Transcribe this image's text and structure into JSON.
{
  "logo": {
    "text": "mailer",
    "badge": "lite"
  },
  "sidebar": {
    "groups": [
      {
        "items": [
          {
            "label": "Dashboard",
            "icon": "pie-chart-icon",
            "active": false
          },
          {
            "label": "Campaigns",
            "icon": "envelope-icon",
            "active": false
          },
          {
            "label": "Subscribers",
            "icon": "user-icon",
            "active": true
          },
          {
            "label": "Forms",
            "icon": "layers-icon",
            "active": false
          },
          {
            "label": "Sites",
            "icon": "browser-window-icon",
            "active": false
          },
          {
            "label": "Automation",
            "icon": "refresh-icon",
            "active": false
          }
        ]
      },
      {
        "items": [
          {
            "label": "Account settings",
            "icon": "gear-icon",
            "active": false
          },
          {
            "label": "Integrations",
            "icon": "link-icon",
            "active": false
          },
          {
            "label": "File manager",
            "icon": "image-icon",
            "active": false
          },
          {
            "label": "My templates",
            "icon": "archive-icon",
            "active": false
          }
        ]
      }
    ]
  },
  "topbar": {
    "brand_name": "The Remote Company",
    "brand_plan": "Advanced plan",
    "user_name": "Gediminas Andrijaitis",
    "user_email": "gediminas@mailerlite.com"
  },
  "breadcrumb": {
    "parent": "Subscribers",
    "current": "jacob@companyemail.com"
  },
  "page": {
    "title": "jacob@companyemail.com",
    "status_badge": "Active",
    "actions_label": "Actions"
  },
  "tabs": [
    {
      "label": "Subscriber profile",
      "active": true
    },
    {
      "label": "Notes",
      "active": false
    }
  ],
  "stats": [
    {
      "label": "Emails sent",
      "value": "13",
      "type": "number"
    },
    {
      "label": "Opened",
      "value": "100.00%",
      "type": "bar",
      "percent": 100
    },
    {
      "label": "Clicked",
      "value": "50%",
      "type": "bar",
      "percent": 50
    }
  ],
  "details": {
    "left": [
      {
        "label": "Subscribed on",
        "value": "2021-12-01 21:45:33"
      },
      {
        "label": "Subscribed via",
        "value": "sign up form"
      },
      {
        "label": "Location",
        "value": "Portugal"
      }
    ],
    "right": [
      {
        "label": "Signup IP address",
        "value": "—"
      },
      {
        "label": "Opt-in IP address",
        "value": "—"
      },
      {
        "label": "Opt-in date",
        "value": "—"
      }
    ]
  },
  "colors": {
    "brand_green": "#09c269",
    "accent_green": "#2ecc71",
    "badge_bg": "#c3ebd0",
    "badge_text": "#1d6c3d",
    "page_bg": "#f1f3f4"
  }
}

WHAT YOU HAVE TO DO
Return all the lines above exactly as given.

OUTPUT FOR THIS TASK
Transcribe this image's text and structure into JSON.
{
  "logo": {
    "text": "mailer",
    "badge": "lite"
  },
  "sidebar": {
    "groups": [
      {
        "items": [
          {
            "label": "Dashboard",
            "icon": "pie-chart-icon",
            "active": false
          },
          {
            "label": "Campaigns",
            "icon": "envelope-icon",
            "active": false
          },
          {
            "label": "Subscribers",
            "icon": "user-icon",
            "active": true
          },
          {
            "label": "Forms",
            "icon": "layers-icon",
            "active": false
          },
          {
            "label": "Sites",
            "icon": "browser-window-icon",
            "active": false
          },
          {
            "label": "Automation",
            "icon": "refresh-icon",
            "active": false
          }
        ]
      },
      {
        "items": [
          {
            "label": "Account settings",
            "icon": "gear-icon",
            "active": false
          },
          {
            "label": "Integrations",
            "icon": "link-icon",
            "active": false
          },
          {
            "label": "File manager",
            "icon": "image-icon",
            "active": false
          },
          {
            "label": "My templates",
            "icon": "archive-icon",
            "active": false
          }
        ]
      }
    ]
  },
  "topbar": {
    "brand_name": "The Remote Company",
    "brand_plan": "Advanced plan",
    "user_name": "Gediminas Andrijaitis",
    "user_email": "gediminas@mailerlite.com"
  },
  "breadcrumb": {
    "parent": "Subscribers",
    "current": "jacob@companyemail.com"
  },
  "page": {
    "title": "jacob@companyemail.com",
    "status_badge": "Active",
    "actions_label": "Actions"
  },
  "tabs": [
    {
      "label": "Subscriber profile",
      "active": true
    },
    {
      "label": "Notes",
      "active": false
    }
  ],
  "stats": [
    {
      "label": "Emails sent",
      "value": "13",
      "type": "number"
    },
    {
      "label": "Opened",
      "value": "100.00%",
      "type": "bar",
      "percent": 100
    },
    {
      "label": "Clicked",
      "value": "50%",
      "type": "bar",
      "percent": 50
    }
  ],
  "details": {
    "left": [
      {
        "label": "Subscribed on",
        "value": "2021-12-01 21:45:33"
      },
      {
        "label": "Subscribed via",
        "value": "sign up form"
      },
      {
        "label": "Location",
        "value": "Portugal"
      }
    ],
    "right": [
      {
        "label": "Signup IP address",
        "value": "—"
      },
      {
        "label": "Opt-in IP address",
        "value": "—"
      },
      {
        "label": "Opt-in date",
        "value": "—"
      }
    ]
  },
  "colors": {
    "brand_green": "#09c269",
    "accent_green": "#2ecc71",
    "badge_bg": "#c3ebd0",
    "badge_text": "#1d6c3d",
    "page_bg": "#f1f3f4"
  }
}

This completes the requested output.